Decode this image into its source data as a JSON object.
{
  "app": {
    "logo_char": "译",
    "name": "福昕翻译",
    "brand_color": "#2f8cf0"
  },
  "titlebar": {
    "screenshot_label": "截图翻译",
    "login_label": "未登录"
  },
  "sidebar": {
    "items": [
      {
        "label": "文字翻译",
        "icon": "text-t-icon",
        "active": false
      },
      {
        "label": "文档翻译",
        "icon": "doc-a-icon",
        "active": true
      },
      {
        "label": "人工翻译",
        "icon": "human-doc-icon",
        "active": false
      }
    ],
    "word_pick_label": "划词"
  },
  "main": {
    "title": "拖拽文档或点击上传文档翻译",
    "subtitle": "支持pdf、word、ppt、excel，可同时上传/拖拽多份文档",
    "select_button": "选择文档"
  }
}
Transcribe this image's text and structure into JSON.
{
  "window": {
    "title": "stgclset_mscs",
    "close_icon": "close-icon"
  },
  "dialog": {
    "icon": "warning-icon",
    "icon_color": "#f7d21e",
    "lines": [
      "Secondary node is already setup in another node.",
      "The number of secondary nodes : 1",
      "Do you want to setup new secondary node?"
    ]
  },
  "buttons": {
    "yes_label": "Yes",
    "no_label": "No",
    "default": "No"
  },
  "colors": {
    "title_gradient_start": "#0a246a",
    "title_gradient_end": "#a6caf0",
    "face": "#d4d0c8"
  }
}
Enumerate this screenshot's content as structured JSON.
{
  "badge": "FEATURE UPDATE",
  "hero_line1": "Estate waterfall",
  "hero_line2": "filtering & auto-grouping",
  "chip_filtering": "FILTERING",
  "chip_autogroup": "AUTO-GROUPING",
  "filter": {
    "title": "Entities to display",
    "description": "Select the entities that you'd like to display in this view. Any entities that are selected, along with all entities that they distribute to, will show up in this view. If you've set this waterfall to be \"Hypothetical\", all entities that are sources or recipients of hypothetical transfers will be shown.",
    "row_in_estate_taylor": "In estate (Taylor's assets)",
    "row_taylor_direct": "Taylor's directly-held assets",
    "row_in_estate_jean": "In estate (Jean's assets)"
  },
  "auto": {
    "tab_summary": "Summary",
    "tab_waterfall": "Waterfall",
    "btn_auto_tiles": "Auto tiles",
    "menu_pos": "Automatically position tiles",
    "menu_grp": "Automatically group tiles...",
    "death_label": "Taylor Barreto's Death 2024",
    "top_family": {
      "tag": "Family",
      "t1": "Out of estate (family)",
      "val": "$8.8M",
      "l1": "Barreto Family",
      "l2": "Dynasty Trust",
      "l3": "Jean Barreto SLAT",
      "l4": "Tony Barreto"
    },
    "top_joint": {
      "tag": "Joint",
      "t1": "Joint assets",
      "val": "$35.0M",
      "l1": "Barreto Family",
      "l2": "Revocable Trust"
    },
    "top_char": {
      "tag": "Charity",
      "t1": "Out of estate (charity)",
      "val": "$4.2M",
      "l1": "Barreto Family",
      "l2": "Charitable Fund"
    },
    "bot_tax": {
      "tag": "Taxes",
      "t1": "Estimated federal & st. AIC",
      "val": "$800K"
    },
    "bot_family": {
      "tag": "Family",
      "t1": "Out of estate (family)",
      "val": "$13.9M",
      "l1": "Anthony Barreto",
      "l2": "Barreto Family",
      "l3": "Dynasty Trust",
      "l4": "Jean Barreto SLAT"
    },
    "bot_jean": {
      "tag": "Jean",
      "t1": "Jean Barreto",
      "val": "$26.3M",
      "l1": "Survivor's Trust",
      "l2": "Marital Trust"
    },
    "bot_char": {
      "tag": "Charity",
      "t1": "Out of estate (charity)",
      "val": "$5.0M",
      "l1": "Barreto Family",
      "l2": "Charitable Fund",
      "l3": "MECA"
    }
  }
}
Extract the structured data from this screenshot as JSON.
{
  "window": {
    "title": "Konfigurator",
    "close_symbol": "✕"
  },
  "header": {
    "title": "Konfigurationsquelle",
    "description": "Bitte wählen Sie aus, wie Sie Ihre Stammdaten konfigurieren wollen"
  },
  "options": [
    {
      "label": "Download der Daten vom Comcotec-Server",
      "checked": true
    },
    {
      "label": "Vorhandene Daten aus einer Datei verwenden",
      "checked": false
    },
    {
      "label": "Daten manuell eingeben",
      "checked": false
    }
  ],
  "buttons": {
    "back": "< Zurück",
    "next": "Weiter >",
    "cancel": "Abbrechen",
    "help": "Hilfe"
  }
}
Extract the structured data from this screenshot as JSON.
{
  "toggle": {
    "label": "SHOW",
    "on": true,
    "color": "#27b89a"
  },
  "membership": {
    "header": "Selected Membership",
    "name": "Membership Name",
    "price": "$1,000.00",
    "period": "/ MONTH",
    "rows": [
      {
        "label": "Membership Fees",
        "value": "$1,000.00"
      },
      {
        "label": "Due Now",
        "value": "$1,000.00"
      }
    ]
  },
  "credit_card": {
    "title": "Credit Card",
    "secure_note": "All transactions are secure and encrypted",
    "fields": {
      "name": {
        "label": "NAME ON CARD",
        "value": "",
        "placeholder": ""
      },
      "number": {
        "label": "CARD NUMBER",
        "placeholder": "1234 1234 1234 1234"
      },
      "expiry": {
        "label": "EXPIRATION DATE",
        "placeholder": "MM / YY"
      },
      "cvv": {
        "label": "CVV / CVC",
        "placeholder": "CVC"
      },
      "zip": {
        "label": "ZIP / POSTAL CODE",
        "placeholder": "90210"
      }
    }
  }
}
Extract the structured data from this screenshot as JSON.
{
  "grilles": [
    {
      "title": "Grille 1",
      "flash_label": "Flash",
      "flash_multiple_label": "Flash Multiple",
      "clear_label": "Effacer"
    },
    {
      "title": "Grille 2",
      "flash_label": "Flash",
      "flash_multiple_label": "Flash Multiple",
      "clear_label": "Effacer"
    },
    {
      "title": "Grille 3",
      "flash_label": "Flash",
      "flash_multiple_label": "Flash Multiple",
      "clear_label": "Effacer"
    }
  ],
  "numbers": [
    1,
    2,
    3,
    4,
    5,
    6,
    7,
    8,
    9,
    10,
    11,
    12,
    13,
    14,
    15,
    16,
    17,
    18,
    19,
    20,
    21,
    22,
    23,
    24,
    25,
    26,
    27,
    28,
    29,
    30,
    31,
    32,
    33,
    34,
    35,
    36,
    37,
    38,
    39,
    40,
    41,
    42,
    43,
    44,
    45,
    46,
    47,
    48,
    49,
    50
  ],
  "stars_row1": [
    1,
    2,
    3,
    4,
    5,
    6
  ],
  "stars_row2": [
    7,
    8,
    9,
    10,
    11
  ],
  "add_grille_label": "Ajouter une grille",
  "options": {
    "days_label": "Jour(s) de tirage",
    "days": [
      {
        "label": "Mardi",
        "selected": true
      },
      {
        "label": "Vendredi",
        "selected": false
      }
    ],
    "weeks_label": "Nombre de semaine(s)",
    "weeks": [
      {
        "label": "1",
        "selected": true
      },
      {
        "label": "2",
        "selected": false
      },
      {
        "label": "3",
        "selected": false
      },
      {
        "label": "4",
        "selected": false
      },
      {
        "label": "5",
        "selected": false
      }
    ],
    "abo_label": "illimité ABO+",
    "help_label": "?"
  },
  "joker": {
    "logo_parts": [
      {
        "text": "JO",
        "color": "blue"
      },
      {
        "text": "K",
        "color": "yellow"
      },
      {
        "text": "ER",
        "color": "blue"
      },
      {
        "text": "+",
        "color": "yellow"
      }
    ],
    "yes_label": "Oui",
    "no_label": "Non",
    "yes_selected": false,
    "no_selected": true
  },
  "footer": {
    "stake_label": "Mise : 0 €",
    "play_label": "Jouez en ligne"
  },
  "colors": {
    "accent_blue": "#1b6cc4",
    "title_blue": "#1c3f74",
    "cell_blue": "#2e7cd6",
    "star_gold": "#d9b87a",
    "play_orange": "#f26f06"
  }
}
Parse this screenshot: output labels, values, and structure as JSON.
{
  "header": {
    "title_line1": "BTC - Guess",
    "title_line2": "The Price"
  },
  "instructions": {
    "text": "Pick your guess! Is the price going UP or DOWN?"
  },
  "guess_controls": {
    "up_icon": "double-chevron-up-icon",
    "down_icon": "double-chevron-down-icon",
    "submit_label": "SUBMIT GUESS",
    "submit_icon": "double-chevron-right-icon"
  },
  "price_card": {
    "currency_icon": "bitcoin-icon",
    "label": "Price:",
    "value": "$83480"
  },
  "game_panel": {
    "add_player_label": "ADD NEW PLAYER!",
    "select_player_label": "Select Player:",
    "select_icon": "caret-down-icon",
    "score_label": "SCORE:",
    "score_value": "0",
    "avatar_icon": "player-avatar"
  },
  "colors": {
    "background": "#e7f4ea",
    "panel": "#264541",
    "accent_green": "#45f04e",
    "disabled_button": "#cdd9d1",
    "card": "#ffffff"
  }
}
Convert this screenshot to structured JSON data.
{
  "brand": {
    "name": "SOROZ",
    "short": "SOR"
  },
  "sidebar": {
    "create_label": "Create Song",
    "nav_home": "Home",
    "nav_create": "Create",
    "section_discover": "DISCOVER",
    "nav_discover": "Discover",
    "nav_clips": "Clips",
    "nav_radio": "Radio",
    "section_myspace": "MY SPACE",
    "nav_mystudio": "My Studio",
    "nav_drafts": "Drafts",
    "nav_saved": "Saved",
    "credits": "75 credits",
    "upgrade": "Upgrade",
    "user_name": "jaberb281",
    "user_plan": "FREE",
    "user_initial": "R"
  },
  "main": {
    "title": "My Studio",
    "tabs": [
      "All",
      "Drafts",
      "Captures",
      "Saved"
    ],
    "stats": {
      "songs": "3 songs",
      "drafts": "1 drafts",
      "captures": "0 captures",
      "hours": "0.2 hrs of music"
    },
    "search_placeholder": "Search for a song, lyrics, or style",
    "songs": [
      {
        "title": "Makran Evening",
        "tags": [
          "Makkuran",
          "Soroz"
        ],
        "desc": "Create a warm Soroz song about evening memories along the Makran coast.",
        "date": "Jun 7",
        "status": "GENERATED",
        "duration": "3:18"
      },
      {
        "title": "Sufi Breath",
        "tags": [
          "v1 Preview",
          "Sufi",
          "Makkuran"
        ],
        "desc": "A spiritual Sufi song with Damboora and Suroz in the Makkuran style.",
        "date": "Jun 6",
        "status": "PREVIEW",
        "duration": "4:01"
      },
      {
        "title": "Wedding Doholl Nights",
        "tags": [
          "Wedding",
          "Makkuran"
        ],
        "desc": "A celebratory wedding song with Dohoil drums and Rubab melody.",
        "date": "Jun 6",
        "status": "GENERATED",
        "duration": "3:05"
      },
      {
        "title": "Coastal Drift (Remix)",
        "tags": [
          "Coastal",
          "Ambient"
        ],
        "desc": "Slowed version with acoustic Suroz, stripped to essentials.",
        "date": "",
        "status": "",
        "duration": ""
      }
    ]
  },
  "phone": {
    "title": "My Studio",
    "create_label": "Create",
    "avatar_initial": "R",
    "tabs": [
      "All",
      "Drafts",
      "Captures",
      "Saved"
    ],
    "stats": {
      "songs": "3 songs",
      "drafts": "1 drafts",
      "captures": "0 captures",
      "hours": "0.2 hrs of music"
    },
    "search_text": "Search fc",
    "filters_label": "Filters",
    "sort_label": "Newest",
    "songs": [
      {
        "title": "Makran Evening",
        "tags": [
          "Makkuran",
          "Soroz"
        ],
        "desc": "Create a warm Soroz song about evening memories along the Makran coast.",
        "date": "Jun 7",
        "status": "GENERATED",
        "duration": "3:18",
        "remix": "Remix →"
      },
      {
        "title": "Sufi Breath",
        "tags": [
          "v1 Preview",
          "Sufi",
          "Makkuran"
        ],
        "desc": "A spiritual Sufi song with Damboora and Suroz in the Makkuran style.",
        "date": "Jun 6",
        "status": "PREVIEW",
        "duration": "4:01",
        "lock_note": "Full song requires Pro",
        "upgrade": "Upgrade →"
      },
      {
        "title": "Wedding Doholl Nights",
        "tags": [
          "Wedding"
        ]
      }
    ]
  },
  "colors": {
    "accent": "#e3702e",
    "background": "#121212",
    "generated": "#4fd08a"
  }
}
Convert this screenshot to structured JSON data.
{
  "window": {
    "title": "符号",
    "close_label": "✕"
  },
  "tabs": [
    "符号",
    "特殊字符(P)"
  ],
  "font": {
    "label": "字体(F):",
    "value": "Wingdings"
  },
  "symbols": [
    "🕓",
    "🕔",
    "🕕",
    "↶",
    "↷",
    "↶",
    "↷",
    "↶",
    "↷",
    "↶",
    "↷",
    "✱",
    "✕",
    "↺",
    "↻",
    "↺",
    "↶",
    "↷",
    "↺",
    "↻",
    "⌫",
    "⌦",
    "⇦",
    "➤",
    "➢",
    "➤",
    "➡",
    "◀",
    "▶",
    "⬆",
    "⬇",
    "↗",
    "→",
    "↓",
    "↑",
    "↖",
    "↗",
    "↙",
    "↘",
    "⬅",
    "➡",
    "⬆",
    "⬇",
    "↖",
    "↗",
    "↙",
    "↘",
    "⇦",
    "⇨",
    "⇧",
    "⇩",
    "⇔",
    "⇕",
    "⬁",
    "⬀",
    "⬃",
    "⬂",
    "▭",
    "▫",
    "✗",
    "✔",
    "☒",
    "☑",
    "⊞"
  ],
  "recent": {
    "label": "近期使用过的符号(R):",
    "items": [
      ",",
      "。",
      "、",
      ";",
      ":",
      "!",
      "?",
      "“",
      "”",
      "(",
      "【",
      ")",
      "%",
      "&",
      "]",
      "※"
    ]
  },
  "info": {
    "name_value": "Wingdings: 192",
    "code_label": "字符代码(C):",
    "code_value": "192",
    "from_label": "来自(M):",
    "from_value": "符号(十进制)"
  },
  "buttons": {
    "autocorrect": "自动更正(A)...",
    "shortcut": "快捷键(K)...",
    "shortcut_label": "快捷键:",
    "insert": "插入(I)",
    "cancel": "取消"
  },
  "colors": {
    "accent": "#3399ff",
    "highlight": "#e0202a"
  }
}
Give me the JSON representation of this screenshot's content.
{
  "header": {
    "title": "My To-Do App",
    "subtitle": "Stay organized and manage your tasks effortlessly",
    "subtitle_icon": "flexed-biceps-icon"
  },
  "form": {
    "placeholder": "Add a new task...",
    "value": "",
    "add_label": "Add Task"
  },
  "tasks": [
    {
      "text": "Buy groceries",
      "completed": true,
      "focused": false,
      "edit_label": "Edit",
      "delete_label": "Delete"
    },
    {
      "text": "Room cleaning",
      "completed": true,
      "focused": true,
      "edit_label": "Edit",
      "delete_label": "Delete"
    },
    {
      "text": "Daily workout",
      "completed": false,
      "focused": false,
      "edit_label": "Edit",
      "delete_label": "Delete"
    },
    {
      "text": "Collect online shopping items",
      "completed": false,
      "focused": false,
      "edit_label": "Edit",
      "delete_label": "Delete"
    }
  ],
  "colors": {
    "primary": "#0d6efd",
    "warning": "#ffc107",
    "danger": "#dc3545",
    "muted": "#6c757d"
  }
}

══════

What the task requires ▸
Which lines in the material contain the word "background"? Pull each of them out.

Output below ▸
    "background": "#e7f4ea",
    "background": "#121212",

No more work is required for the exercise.